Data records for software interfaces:
-*-

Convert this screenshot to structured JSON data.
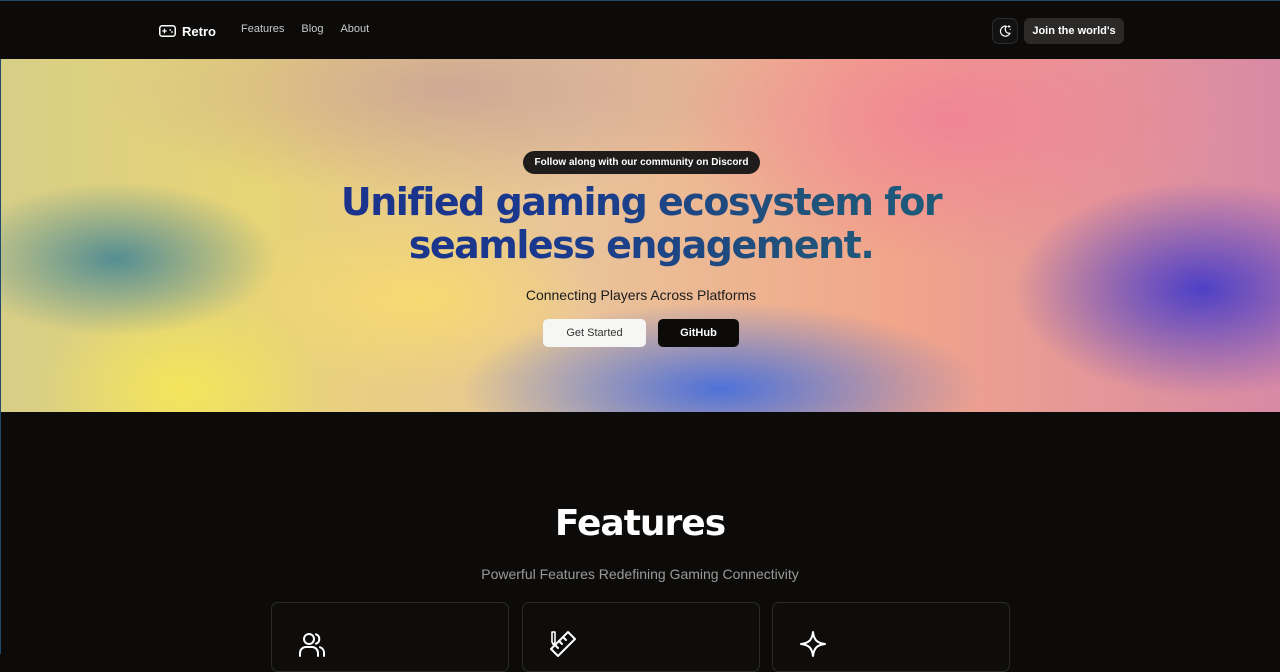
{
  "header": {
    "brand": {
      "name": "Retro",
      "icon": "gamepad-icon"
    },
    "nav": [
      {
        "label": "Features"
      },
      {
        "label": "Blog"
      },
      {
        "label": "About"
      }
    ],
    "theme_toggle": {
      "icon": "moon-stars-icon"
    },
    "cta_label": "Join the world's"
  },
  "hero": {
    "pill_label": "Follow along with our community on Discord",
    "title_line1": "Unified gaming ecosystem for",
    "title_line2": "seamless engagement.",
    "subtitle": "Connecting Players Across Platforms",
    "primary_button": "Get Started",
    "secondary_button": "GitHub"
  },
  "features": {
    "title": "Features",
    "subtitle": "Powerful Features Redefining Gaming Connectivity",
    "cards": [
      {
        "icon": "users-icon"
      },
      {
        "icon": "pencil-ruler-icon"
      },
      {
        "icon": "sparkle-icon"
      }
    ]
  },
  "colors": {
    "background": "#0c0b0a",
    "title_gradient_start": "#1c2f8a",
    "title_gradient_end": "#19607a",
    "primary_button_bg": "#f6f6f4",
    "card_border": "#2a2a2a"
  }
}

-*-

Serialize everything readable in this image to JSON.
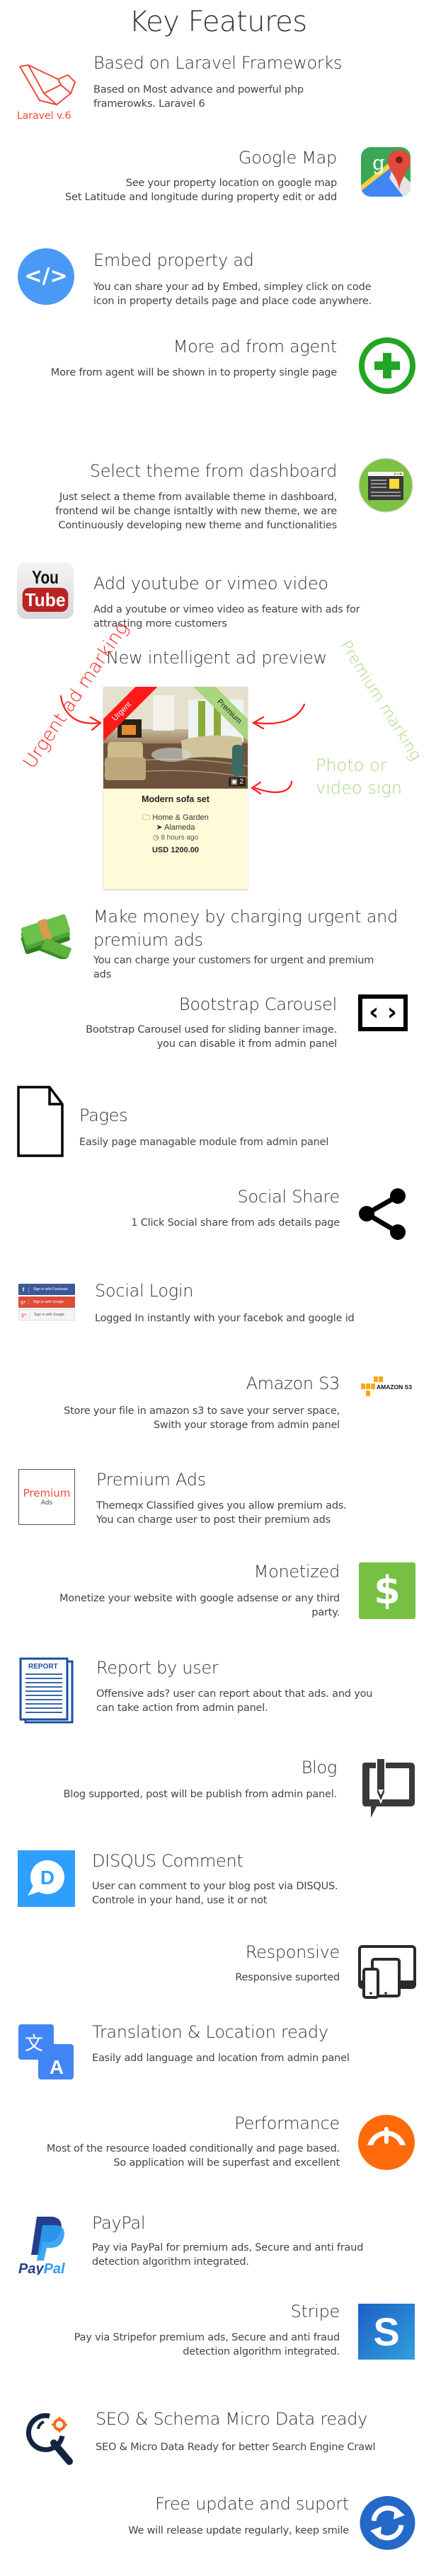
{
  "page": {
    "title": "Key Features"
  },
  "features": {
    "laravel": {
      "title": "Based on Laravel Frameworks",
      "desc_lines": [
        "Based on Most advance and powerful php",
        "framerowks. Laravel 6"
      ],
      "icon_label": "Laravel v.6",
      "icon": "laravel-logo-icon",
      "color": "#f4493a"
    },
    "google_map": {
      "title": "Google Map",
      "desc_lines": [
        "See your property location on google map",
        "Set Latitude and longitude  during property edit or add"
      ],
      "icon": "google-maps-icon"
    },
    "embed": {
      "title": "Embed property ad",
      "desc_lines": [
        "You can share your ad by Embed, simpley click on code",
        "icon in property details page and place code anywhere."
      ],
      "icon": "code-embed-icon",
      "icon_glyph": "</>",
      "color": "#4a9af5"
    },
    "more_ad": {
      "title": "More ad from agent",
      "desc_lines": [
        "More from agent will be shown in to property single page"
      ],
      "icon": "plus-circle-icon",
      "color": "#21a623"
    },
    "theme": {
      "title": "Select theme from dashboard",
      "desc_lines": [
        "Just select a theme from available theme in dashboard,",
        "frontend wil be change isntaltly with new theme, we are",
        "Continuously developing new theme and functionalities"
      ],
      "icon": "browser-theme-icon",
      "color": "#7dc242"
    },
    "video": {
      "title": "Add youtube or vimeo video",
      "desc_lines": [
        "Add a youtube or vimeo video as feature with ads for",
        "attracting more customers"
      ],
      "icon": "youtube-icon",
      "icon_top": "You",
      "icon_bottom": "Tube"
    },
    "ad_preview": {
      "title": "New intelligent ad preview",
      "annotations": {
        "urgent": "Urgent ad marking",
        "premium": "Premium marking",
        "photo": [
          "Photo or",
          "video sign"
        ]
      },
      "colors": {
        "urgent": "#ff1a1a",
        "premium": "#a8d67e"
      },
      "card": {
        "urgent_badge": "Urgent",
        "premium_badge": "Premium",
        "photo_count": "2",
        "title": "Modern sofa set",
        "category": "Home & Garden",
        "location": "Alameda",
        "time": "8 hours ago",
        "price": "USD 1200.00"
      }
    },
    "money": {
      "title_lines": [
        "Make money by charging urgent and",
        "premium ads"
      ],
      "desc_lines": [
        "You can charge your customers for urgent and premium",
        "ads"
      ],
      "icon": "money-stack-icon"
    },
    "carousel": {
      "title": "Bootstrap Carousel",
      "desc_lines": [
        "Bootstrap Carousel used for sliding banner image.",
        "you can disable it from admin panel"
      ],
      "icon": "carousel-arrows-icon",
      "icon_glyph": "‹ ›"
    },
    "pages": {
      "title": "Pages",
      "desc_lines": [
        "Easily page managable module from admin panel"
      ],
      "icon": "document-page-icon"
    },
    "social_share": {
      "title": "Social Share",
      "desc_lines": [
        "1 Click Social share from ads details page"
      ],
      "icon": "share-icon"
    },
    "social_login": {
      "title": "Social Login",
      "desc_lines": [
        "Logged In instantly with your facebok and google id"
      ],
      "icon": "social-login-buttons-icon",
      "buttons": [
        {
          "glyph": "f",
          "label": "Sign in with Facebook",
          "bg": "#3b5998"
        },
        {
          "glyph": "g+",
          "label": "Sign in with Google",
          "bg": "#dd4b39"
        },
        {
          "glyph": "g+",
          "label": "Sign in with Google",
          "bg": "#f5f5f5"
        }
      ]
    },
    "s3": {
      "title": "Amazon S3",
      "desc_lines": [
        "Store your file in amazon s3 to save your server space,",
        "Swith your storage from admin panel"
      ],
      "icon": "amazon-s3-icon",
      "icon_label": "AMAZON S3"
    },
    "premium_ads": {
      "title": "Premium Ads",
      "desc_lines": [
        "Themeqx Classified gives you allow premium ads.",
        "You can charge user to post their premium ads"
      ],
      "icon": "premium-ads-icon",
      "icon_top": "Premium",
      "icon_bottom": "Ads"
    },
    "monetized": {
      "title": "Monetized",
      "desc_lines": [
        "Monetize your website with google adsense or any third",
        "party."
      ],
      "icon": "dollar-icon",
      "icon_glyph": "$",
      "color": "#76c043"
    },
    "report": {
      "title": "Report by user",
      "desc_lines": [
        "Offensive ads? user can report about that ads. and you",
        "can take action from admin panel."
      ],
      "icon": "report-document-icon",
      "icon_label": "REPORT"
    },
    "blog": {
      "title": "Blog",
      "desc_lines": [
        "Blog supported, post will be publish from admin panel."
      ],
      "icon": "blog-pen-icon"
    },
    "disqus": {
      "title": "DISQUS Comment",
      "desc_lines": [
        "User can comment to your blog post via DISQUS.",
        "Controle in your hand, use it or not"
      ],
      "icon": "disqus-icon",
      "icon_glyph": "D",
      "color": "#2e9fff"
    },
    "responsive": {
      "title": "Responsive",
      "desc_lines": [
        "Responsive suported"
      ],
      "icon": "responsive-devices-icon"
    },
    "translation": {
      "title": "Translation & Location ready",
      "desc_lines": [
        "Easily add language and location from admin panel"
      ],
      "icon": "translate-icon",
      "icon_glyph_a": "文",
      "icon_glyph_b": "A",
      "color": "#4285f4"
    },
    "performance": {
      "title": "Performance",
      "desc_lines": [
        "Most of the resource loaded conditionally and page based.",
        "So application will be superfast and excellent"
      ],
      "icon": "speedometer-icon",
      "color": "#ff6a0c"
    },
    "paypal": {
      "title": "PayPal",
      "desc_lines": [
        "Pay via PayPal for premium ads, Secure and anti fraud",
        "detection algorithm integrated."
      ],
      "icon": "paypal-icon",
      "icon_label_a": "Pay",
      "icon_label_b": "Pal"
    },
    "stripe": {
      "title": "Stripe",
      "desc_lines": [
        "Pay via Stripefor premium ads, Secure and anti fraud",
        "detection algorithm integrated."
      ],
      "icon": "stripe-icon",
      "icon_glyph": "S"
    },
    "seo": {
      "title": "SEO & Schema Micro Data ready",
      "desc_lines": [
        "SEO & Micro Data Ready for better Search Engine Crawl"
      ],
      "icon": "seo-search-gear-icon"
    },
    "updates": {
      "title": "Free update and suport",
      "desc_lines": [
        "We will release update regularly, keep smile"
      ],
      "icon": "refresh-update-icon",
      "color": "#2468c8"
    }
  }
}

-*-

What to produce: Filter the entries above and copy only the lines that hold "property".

Response below:
        "See your property location on google map",
        "Set Latitude and longitude  during property edit or add"
      "title": "Embed property ad",
        "icon in property details page and place code anywhere."
        "More from agent will be shown in to property single page"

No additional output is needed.